National Board Certification for Health & Wellness Coaches

I’m taking a brief detour from my journey around the Wheel of Health to share some exciting news! I found out yesterday that I passed the new national certification exam for health and wellness coaches. I am now officially a National Board Certified Health & Wellness Coach (or NBC-HWC, for short). I am very proud to be one of the inaugural coaches to hold this distinction – and I want to share a few thoughts on why this national certification is so important.

Until now, anyone could essentially hang a shingle and call themselves a health coach regardless of whether they have had any education, training or experience as a coach. There are many individuals who are passionate about health and wellness, and long to share that passion with others based on their own experience and self-study. I think that passion is wonderful and that’s where I started back as a young adult in high school and college, taking ownership of my health and wellbeing for the first time.  However, I quickly realized that there was a lot that I did not know when it came to health and the science of behavior change, so I chose to pursue formal education and training in that profession.

I earned undergraduate and graduate degrees in Public Health, with a concentration in Health Behavior and Health Education, and I have held the Certified Health Education Specialist (CHES®) credential since 1998. I have always identified as a health educator even when my official title may not have reflected that role. A few years ago, I decided to pursue additional training as a health coach. I have to admit that before I completed my coach training at Duke Integrative Medicine, I thought a health coach was essentially the same thing as a health educator. I would advise people about how to improve their health. I would share resources and essentially tell them what changes they needed to make around their diet, exercise, sleep and so on to be healthy. Boy, was I wrong.

My health coach training was eye-opening, even for someone who has been in the healthcare field for 20 years. I learned that coaching is a client-centered process – that the client is the expert on his or her own health, not me. As a coach, I am the expert in the process of health behavior change, but I am here as a partner and a guide for my clients. I help them define their personal vision of optimal health, create goals and action steps to achieve that vision, and provide support and encouragement as they incorporate new health behaviors into their lives. I don’t tell them what to do to be healthy, I empower them to find the answers within themselves.
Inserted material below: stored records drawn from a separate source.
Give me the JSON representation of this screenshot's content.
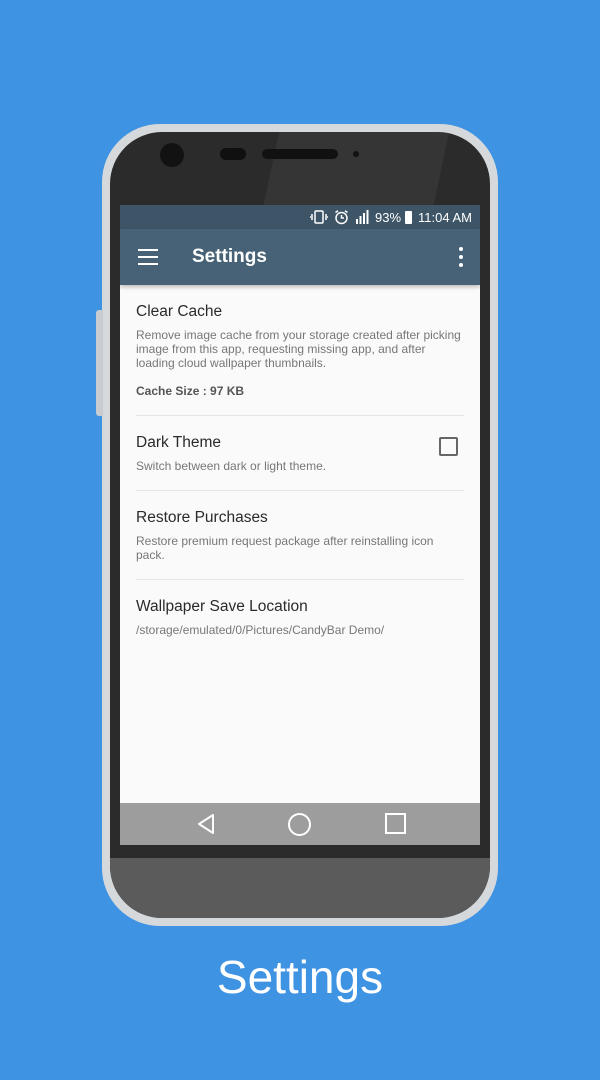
{
  "status_bar": {
    "battery_percent": "93%",
    "time": "11:04 AM"
  },
  "toolbar": {
    "title": "Settings"
  },
  "settings": [
    {
      "title": "Clear Cache",
      "summary": "Remove image cache from your storage created after picking image from this app, requesting missing app, and after loading cloud wallpaper thumbnails.",
      "extra": "Cache Size : 97 KB"
    },
    {
      "title": "Dark Theme",
      "summary": "Switch between dark or light theme.",
      "checked": false
    },
    {
      "title": "Restore Purchases",
      "summary": "Restore premium request package after reinstalling icon pack."
    },
    {
      "title": "Wallpaper Save Location",
      "summary": "/storage/emulated/0/Pictures/CandyBar Demo/"
    }
  ],
  "caption": "Settings",
  "colors": {
    "background": "#3f93e3",
    "status_bar": "#3d5566",
    "toolbar": "#476276",
    "screen": "#fafafa",
    "nav_bar": "#9d9d9d"
  },
  "icons": [
    "vibrate-icon",
    "alarm-icon",
    "signal-icon",
    "battery-icon",
    "menu-icon",
    "overflow-menu-icon",
    "back-icon",
    "home-icon",
    "recent-apps-icon"
  ]
}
And I do this mostly by listening carefully and asking key questions to help reveal those answers. Simple, yet so powerful.

I share all this to help you understand that there is still great variability among health coaches right now, as these new national certification standards are just starting to be implemented. For this reason, I encourage you to do your homework and review the credentials of any coach with whom you may consider working. Although this is not medical care, where you could be harmed if treated by a professional that does not meet minimum professional standards, it is in your best interest to work with a coach who has had adequate training. After all, you want to achieve the best outcome possible – to be in your best health – especially if you are paying out of pocket for your coaching experience.

The International Consortium for Health & Wellness Coaching (ICHWC) has been working since 2010 to create these national standards for health and wellness coaches. In 2016, they partnered with the National Board of Medical Examiners (NBME) to establish a national certification for individual health and wellness coaches. The NBME  has been credentialing medical professionals for 100 years, and they applied the same rigor to the health and wellness coach exam as they have for other medical professional credentialing exams. Therefore, this national certification will allow proficient coaches to stand apart from coaches who have not received adequate coach training or assessment of their coaching skills and knowledge.

You can learn more about the Consortium and the National Board Certification of Health & Wellness Coaches here. The Consortium will soon be creating an online registry to include all health and wellness coaches who are National Board Certified, making it easier to find a qualified coach to assist you on your journey to optimal health. After all, if you are going to invest in your health, why not choose a partner who can best help you succeed?